> **WHAT TO DO**
Print the whole listing exactly.

> **SOURCE INFORMATION**
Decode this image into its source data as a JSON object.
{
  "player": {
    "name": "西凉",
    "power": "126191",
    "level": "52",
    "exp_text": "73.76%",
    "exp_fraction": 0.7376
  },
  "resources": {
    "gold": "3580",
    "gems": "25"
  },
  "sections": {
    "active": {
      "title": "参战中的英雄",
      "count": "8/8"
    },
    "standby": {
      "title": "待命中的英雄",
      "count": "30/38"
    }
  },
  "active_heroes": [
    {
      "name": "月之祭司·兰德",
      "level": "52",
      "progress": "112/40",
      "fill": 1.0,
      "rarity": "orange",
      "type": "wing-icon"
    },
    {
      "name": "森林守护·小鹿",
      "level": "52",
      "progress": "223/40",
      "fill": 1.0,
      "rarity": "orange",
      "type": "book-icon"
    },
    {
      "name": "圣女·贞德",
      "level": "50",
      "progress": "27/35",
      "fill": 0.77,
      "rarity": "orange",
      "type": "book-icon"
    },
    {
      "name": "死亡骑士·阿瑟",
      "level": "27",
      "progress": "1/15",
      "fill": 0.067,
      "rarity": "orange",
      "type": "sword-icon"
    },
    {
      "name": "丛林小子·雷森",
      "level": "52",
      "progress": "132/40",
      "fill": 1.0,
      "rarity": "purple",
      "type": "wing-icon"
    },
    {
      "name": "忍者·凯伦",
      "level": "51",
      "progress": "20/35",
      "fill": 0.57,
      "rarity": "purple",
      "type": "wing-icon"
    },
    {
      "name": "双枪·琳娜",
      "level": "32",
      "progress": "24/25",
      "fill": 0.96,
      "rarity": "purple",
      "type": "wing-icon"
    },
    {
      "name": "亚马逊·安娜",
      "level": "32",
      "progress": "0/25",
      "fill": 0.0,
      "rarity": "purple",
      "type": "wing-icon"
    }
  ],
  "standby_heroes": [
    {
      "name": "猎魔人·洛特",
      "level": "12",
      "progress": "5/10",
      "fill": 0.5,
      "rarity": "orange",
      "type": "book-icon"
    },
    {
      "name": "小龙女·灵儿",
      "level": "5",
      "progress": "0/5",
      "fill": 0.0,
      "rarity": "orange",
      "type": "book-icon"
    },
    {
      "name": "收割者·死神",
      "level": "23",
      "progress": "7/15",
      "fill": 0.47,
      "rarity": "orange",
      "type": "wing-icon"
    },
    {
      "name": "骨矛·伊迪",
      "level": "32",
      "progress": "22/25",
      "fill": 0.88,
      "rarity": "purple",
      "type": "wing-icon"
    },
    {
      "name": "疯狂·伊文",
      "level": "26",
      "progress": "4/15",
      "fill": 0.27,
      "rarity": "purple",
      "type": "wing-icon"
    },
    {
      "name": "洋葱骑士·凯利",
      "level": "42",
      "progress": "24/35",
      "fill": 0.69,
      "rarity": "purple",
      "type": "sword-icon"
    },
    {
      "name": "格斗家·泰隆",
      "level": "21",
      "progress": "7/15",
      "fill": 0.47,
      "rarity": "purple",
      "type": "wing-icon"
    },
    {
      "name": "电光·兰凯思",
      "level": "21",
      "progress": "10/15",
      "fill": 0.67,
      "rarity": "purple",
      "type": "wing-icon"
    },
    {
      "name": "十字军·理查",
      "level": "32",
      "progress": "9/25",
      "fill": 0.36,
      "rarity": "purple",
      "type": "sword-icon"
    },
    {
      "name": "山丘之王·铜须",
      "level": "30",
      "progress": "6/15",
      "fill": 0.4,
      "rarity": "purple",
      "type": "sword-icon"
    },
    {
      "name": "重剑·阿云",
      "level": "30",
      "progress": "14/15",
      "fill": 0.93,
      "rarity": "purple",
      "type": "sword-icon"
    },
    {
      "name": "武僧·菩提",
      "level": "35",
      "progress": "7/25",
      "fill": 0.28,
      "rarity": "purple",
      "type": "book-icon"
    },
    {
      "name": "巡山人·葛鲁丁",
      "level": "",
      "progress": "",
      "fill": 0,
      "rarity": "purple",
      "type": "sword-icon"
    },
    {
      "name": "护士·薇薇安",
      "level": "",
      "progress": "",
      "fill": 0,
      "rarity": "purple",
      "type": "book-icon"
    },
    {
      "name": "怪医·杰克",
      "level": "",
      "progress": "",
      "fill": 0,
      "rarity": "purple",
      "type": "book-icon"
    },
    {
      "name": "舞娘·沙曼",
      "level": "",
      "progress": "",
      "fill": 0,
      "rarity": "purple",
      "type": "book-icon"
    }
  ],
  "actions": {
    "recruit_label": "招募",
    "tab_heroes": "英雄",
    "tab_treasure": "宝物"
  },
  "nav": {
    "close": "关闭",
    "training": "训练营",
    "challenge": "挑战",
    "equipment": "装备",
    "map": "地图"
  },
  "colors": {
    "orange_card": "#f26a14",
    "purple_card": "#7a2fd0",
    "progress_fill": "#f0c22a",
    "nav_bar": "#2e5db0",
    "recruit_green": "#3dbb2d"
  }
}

> **TASK SOLUTION**
Decode this image into its source data as a JSON object.
{
  "player": {
    "name": "西凉",
    "power": "126191",
    "level": "52",
    "exp_text": "73.76%",
    "exp_fraction": 0.7376
  },
  "resources": {
    "gold": "3580",
    "gems": "25"
  },
  "sections": {
    "active": {
      "title": "参战中的英雄",
      "count": "8/8"
    },
    "standby": {
      "title": "待命中的英雄",
      "count": "30/38"
    }
  },
  "active_heroes": [
    {
      "name": "月之祭司·兰德",
      "level": "52",
      "progress": "112/40",
      "fill": 1.0,
      "rarity": "orange",
      "type": "wing-icon"
    },
    {
      "name": "森林守护·小鹿",
      "level": "52",
      "progress": "223/40",
      "fill": 1.0,
      "rarity": "orange",
      "type": "book-icon"
    },
    {
      "name": "圣女·贞德",
      "level": "50",
      "progress": "27/35",
      "fill": 0.77,
      "rarity": "orange",
      "type": "book-icon"
    },
    {
      "name": "死亡骑士·阿瑟",
      "level": "27",
      "progress": "1/15",
      "fill": 0.067,
      "rarity": "orange",
      "type": "sword-icon"
    },
    {
      "name": "丛林小子·雷森",
      "level": "52",
      "progress": "132/40",
      "fill": 1.0,
      "rarity": "purple",
      "type": "wing-icon"
    },
    {
      "name": "忍者·凯伦",
      "level": "51",
      "progress": "20/35",
      "fill": 0.57,
      "rarity": "purple",
      "type": "wing-icon"
    },
    {
      "name": "双枪·琳娜",
      "level": "32",
      "progress": "24/25",
      "fill": 0.96,
      "rarity": "purple",
      "type": "wing-icon"
    },
    {
      "name": "亚马逊·安娜",
      "level": "32",
      "progress": "0/25",
      "fill": 0.0,
      "rarity": "purple",
      "type": "wing-icon"
    }
  ],
  "standby_heroes": [
    {
      "name": "猎魔人·洛特",
      "level": "12",
      "progress": "5/10",
      "fill": 0.5,
      "rarity": "orange",
      "type": "book-icon"
    },
    {
      "name": "小龙女·灵儿",
      "level": "5",
      "progress": "0/5",
      "fill": 0.0,
      "rarity": "orange",
      "type": "book-icon"
    },
    {
      "name": "收割者·死神",
      "level": "23",
      "progress": "7/15",
      "fill": 0.47,
      "rarity": "orange",
      "type": "wing-icon"
    },
    {
      "name": "骨矛·伊迪",
      "level": "32",
      "progress": "22/25",
      "fill": 0.88,
      "rarity": "purple",
      "type": "wing-icon"
    },
    {
      "name": "疯狂·伊文",
      "level": "26",
      "progress": "4/15",
      "fill": 0.27,
      "rarity": "purple",
      "type": "wing-icon"
    },
    {
      "name": "洋葱骑士·凯利",
      "level": "42",
      "progress": "24/35",
      "fill": 0.69,
      "rarity": "purple",
      "type": "sword-icon"
    },
    {
      "name": "格斗家·泰隆",
      "level": "21",
      "progress": "7/15",
      "fill": 0.47,
      "rarity": "purple",
      "type": "wing-icon"
    },
    {
      "name": "电光·兰凯思",
      "level": "21",
      "progress": "10/15",
      "fill": 0.67,
      "rarity": "purple",
      "type": "wing-icon"
    },
    {
      "name": "十字军·理查",
      "level": "32",
      "progress": "9/25",
      "fill": 0.36,
      "rarity": "purple",
      "type": "sword-icon"
    },
    {
      "name": "山丘之王·铜须",
      "level": "30",
      "progress": "6/15",
      "fill": 0.4,
      "rarity": "purple",
      "type": "sword-icon"
    },
    {
      "name": "重剑·阿云",
      "level": "30",
      "progress": "14/15",
      "fill": 0.93,
      "rarity": "purple",
      "type": "sword-icon"
    },
    {
      "name": "武僧·菩提",
      "level": "35",
      "progress": "7/25",
      "fill": 0.28,
      "rarity": "purple",
      "type": "book-icon"
    },
    {
      "name": "巡山人·葛鲁丁",
      "level": "",
      "progress": "",
      "fill": 0,
      "rarity": "purple",
      "type": "sword-icon"
    },
    {
      "name": "护士·薇薇安",
      "level": "",
      "progress": "",
      "fill": 0,
      "rarity": "purple",
      "type": "book-icon"
    },
    {
      "name": "怪医·杰克",
      "level": "",
      "progress": "",
      "fill": 0,
      "rarity": "purple",
      "type": "book-icon"
    },
    {
      "name": "舞娘·沙曼",
      "level": "",
      "progress": "",
      "fill": 0,
      "rarity": "purple",
      "type": "book-icon"
    }
  ],
  "actions": {
    "recruit_label": "招募",
    "tab_heroes": "英雄",
    "tab_treasure": "宝物"
  },
  "nav": {
    "close": "关闭",
    "training": "训练营",
    "challenge": "挑战",
    "equipment": "装备",
    "map": "地图"
  },
  "colors": {
    "orange_card": "#f26a14",
    "purple_card": "#7a2fd0",
    "progress_fill": "#f0c22a",
    "nav_bar": "#2e5db0",
    "recruit_green": "#3dbb2d"
  }
}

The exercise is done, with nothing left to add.